11-27: At first glance verses 14 and 27 seem out of place, serving only to unnecessarily complicate the story. However, they introduce an historical note Luke’s first readers would have recognized. In 4 B.C. Herod the Great died, leaving his kingdom divided between his three sons, Herod Antipas, Herod Philip, and Archelaus. Archelaus actually made a trip to Rome to secure his portion of the inheritance. The Jews sent an embassy to inform the emperor that they did not want Archelaus as their king. We don’t know what became of those who opposed him, but Caesar Augustus did indeed confirm Archelaus as the new king of Judea. Other elements of the parable are curious also. The ruler leaves ten servants in charge of ten portions of his financial holdings, clearly to test their business acumen. Two of them do well, a third does poorly, but the other seven are left out of the reckoning altogether!

But here is the real problem for me: Who is the Christ figure in the parable? Is Christ the ruler who is merciless and cruel? Or is Christ represented by those who oppose the ruler and lose their lives because of their opposition? The usual explanation is that the ruler who receives the kingdom is the Christ figure, that Christ is going away for a while, leaving his kingdom to his servants, the Church, and that Christ is going to return and judge how well we’ve done with our stewardship. To me this explanation hangs a bit loosely, but after weeks of grappling with these sixteen verses I have found no better one. Perhaps Luke’s intention is to show how Jesus consistently steers his followers away from assuming an immediate end to the existing world order, and to resolve to be faithful in the meantime.

28-40: We see now that Jesus has carefully planned his entrance into Jerusalem by arranging to have a colt ready to carry him. The prophet Zechariah wrote, “See, your king is coming, triumphant and riding on a donkey; a colt, the offspring of a donkey” (Zechariah 9:9), and Jesus acts out that prophecy. He sends two of his followers to fetch the donkey, and apparently also explains to his followers what is expected of them. He enters the city amid their shouts of “Blessed is the king who comes in the name of the Lord!” There really can be no question but that Jesus, entering the city in this way, is proclaiming himself to be the Messiah. To people present at the time, of course, the declaration may not be so obvious — a man entering the city on a donkey was not an uncommon sight. This is so like Jesus! To take the common and make it uncommon; to take the ordinary and make it extraordinary — water, wine, bread, fish, and fishermen.
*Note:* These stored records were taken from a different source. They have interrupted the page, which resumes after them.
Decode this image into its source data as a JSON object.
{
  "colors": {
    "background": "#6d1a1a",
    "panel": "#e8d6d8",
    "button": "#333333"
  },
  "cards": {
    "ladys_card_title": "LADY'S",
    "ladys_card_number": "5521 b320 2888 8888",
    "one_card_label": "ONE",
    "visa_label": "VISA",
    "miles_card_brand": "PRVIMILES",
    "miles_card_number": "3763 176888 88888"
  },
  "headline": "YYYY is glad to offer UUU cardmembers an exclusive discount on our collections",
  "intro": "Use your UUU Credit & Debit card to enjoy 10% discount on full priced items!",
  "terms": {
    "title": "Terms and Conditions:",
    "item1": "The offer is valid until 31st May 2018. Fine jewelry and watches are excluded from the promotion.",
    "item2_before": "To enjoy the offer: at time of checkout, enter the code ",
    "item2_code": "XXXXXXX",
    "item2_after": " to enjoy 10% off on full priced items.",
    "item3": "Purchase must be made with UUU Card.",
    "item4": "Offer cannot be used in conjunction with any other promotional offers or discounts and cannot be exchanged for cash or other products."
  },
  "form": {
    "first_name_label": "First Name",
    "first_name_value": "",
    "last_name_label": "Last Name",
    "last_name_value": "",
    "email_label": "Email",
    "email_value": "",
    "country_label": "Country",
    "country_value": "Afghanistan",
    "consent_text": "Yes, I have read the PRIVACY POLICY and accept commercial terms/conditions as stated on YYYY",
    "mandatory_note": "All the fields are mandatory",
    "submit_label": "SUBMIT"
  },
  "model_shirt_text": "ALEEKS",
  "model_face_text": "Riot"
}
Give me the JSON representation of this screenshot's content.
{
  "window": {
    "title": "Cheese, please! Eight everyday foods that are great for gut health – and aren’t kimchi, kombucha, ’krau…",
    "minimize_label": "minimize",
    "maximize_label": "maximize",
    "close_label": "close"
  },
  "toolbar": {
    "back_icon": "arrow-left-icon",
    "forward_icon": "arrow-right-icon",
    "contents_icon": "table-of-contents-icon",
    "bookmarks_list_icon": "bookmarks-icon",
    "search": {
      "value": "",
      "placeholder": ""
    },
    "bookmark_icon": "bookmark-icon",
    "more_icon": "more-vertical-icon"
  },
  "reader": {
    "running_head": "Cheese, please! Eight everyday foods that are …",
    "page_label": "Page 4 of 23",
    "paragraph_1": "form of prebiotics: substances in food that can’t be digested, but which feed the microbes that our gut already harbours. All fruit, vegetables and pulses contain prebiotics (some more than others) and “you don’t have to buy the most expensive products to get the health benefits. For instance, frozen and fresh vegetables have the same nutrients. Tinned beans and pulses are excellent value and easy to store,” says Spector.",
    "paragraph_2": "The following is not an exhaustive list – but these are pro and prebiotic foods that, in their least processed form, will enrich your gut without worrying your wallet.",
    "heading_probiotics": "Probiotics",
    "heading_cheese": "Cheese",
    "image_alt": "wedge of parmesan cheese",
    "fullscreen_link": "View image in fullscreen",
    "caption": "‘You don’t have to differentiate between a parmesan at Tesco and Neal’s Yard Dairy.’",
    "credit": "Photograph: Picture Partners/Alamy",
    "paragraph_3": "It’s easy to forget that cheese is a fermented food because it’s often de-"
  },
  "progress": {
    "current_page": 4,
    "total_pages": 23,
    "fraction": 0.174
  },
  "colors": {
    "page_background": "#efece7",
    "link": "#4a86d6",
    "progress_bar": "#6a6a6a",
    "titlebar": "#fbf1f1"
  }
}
41-44: Luke is the only writer to give us this snapshot of Jesus weeping over Jerusalem. Coming down the Mount of Olives he could see the city’s future; the siege works being erected, the walls being breached and the Roman soldiers destroying the buildings stone by stone. If you go to Jerusalem today and visit the Wailing Wall you will be standing before the only structure that remained standing after the Roman attack in 70 A.D. to put down an armed rebellion.

45-48: All four gospels tell of this incident. Luke’s is the briefest account. He mentions only “those who were selling things.” When Jesus enters the temple, it is not into a building but into the outer courtyard where thousands are gathered. His display of holy anger would certainly not have gone unnoticed.


Jesus went to Jerusalem to die. He knew that. He went anyway. He spent his last week teaching people about the kingdom of God. If we live as he lived, with courage and selfless devotion to God, it doesn’t matter how much we struggle. The world may wear us down, but God will raise us up. So, if you’re going through a difficult time, take courage. The purest human who ever lived suffered, too. The best life is always out there ahead of us, and awaits us in the company of those who have lived in faith before us.